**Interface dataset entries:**

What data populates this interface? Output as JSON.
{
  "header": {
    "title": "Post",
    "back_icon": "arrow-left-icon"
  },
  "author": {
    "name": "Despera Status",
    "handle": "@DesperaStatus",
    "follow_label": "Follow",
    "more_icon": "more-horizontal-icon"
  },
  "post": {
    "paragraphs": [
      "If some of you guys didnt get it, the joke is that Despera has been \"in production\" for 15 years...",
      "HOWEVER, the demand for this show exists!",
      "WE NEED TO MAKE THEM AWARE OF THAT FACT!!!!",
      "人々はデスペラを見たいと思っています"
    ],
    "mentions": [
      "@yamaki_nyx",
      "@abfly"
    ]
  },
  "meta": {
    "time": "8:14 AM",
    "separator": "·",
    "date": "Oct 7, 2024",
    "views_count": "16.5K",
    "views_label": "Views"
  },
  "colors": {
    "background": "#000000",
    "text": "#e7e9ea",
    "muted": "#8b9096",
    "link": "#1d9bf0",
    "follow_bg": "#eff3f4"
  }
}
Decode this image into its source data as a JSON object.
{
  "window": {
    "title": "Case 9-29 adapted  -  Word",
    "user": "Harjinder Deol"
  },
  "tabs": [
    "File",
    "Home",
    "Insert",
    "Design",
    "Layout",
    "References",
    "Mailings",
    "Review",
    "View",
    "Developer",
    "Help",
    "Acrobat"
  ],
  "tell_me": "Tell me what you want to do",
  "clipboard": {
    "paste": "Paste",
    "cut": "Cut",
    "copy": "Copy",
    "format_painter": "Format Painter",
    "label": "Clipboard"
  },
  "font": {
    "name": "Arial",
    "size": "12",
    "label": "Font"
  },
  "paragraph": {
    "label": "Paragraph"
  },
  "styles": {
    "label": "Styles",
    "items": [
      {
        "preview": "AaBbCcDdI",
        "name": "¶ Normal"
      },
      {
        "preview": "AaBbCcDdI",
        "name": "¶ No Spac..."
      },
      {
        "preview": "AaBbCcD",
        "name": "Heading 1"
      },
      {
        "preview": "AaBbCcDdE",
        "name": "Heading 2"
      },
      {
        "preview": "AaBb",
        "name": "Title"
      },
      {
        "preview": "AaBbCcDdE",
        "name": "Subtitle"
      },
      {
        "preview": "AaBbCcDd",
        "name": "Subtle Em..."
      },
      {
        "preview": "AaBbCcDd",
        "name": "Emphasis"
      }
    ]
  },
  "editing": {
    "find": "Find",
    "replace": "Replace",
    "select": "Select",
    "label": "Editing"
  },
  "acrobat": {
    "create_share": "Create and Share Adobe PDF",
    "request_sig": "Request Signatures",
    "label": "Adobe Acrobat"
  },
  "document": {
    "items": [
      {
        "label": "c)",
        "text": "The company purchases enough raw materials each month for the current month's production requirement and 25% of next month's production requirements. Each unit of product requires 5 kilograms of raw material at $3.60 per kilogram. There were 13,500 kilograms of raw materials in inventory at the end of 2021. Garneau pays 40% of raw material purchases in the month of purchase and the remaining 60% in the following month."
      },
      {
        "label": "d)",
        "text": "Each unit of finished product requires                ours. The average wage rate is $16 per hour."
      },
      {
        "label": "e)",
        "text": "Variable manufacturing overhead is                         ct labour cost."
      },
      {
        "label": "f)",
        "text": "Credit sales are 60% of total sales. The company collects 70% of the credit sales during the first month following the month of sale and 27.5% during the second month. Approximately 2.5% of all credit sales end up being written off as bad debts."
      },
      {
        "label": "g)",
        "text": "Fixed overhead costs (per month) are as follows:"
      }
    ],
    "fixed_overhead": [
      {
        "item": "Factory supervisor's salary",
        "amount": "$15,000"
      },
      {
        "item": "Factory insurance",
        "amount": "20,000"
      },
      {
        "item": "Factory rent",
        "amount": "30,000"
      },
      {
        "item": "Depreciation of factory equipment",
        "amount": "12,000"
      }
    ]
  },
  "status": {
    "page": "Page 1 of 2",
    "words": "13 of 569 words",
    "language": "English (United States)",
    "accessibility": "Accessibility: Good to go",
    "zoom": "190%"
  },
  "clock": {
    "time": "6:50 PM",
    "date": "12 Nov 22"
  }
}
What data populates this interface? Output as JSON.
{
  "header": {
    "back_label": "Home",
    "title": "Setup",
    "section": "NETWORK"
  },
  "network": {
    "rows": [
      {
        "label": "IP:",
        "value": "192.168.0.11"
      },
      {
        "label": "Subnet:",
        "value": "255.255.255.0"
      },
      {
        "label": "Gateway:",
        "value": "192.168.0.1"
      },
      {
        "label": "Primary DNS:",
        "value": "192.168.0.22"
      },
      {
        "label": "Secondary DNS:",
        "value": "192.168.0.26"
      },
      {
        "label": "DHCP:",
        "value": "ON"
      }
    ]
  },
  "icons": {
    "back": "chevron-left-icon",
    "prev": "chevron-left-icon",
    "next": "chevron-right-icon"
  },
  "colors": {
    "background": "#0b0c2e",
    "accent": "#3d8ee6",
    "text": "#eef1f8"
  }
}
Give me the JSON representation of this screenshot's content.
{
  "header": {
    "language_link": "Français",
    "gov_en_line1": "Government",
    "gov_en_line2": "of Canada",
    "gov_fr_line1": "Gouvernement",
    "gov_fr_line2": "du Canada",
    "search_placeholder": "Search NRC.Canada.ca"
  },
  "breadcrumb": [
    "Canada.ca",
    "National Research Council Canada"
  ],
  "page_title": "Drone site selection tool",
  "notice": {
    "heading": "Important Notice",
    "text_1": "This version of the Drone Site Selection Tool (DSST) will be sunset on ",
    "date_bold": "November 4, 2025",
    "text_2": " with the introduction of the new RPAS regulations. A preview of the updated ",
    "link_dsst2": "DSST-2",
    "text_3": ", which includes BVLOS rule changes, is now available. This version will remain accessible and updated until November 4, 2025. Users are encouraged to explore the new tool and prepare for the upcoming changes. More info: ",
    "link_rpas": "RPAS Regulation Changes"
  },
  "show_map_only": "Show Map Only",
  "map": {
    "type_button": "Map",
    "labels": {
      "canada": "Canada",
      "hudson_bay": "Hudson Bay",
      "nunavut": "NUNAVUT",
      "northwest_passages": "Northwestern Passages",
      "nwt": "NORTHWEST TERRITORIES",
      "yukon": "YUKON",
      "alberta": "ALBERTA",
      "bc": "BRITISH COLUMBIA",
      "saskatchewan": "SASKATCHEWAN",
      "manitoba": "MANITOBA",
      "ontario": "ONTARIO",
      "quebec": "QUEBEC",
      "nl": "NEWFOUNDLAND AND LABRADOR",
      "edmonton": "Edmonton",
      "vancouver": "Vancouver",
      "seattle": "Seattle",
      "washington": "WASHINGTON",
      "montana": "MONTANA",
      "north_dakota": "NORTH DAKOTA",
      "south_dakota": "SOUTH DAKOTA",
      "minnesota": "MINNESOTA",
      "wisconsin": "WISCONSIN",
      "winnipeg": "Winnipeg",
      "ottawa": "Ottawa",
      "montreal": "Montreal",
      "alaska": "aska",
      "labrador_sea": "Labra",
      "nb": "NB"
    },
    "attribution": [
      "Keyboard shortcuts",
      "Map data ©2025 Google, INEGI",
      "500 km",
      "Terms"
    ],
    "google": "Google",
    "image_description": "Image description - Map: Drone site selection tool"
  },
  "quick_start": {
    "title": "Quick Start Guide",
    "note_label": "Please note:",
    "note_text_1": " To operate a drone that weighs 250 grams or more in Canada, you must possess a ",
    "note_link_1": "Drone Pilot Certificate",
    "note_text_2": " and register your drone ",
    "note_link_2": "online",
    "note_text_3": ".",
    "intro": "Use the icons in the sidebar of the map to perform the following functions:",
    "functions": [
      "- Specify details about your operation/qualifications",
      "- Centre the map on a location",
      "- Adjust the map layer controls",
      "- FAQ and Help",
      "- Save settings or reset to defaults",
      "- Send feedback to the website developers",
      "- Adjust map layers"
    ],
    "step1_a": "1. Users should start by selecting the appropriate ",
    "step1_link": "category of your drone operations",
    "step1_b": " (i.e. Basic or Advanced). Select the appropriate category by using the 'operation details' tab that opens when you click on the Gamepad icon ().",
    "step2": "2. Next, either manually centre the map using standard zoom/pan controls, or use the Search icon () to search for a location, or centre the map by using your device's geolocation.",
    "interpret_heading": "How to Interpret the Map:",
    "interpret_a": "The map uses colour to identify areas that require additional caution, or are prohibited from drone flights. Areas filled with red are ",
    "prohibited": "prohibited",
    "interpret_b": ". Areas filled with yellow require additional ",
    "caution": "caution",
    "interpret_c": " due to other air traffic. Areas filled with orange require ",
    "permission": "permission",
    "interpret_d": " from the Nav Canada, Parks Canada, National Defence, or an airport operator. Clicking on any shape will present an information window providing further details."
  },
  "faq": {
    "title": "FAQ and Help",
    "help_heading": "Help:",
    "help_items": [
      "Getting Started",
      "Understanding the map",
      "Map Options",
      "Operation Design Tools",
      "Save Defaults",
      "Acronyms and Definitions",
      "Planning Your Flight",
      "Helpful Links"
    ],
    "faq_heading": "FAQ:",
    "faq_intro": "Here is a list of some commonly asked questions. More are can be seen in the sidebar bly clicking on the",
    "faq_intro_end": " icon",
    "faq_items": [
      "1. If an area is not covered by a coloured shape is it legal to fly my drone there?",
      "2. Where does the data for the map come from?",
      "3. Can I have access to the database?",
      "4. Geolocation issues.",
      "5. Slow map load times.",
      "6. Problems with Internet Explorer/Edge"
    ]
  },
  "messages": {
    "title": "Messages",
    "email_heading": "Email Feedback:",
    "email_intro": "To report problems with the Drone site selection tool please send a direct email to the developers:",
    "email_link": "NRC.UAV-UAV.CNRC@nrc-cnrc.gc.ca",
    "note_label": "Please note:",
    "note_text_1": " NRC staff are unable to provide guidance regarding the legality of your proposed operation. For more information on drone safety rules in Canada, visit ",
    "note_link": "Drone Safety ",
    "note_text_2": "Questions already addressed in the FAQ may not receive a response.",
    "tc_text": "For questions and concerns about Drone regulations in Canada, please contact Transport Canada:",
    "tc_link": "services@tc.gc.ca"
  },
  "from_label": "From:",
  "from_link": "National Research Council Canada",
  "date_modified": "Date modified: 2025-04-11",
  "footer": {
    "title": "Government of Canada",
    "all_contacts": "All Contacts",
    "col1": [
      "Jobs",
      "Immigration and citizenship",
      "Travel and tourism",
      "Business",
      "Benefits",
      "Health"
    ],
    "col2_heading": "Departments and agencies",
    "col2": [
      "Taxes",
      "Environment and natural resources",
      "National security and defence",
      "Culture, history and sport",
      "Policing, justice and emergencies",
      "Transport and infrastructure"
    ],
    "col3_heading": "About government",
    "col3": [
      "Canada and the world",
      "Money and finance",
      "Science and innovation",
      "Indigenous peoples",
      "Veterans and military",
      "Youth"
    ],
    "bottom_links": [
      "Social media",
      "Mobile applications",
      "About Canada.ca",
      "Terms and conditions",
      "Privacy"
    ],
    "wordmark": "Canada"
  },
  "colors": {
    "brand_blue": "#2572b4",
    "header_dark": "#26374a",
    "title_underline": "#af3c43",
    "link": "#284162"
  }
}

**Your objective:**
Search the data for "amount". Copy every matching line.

**Solution below:**
        "amount": "$15,000"
        "amount": "20,000"
        "amount": "30,000"
        "amount": "12,000"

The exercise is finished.